__WORK TASK__: Going through the data below, please show each line containing the string "persp".

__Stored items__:
______________________________

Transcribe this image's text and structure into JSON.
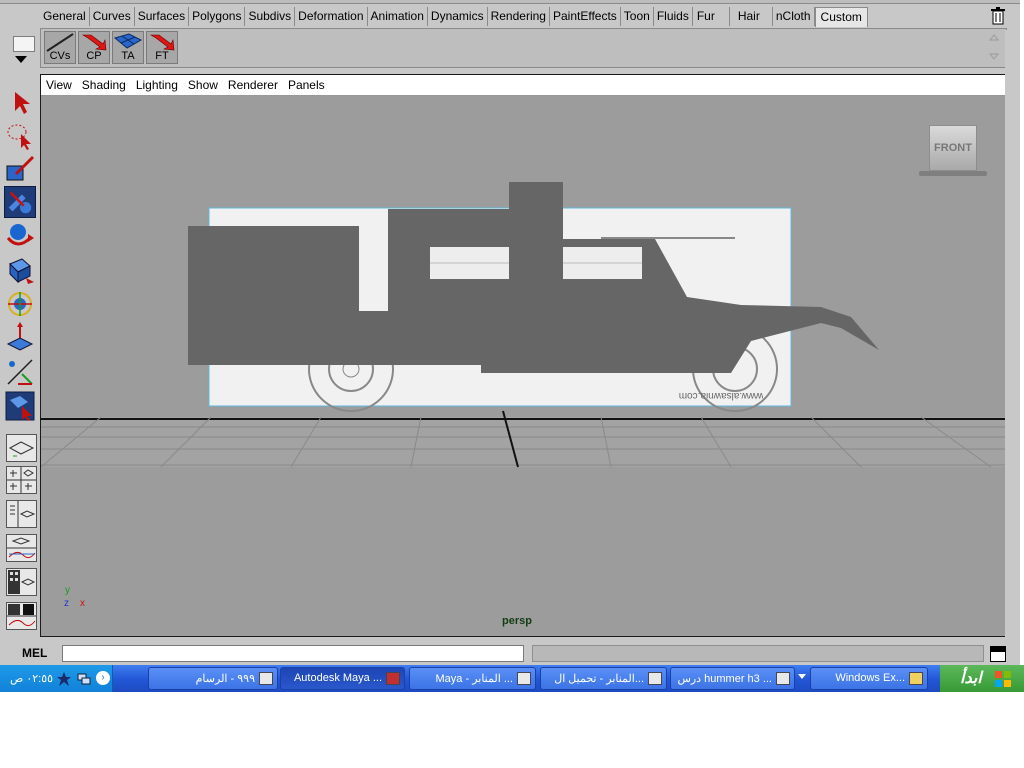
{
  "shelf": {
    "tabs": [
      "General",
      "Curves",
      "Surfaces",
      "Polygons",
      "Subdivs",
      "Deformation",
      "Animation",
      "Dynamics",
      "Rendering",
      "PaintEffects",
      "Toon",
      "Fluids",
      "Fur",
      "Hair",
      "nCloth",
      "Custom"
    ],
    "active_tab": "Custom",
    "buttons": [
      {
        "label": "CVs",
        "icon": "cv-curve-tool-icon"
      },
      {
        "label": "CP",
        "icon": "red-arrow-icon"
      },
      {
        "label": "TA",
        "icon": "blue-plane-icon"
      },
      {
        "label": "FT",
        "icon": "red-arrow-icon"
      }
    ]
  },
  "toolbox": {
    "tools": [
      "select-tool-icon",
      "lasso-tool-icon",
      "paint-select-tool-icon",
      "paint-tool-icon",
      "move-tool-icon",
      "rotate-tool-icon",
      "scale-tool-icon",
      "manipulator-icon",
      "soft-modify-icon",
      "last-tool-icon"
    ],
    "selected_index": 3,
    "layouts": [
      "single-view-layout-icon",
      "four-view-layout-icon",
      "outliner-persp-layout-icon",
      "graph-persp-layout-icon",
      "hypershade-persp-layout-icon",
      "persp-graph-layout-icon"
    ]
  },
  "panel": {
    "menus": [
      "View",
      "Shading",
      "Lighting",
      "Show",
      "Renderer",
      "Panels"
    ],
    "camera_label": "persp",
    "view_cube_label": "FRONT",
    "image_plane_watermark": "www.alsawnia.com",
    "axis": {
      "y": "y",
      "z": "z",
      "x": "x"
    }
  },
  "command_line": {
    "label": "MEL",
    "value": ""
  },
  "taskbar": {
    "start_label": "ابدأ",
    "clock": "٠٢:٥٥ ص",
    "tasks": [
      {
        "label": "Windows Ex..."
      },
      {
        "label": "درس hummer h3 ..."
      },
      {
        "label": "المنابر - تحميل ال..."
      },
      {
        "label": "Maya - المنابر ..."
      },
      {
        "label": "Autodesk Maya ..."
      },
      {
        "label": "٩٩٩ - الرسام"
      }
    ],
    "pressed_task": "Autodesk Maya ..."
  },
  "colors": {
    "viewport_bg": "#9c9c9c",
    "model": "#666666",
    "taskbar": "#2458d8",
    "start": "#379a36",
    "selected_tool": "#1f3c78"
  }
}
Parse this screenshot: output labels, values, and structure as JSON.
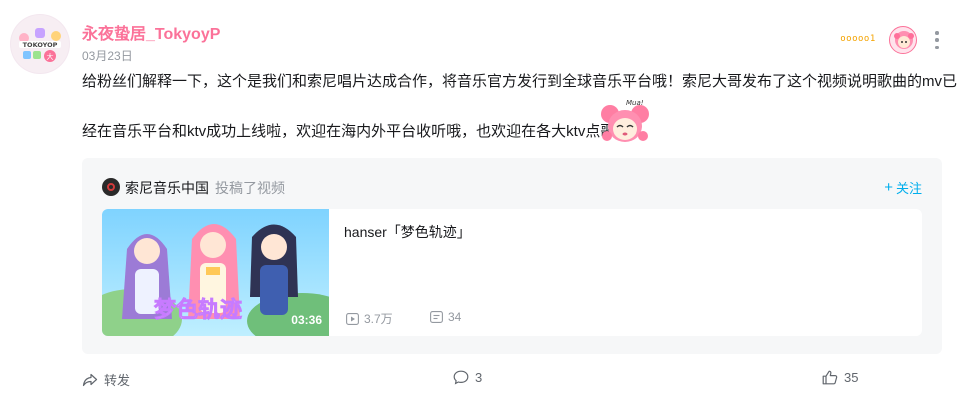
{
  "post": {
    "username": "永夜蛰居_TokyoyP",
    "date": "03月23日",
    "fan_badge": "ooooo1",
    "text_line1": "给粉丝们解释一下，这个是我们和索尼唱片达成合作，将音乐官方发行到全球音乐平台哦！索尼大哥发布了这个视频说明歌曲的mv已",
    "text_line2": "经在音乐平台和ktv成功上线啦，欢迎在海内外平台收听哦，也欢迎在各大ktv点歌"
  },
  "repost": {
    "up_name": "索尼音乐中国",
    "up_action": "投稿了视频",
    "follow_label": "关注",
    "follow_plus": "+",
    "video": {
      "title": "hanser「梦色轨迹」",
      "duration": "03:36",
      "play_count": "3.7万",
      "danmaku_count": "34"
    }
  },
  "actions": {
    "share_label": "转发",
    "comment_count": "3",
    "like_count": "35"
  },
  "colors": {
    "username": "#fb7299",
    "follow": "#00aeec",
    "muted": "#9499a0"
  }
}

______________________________

__SOLUTION TO THE EXERCISE__:
      "outliner-persp-layout-icon",
      "graph-persp-layout-icon",
      "hypershade-persp-layout-icon",
      "persp-graph-layout-icon"
    "camera_label": "persp",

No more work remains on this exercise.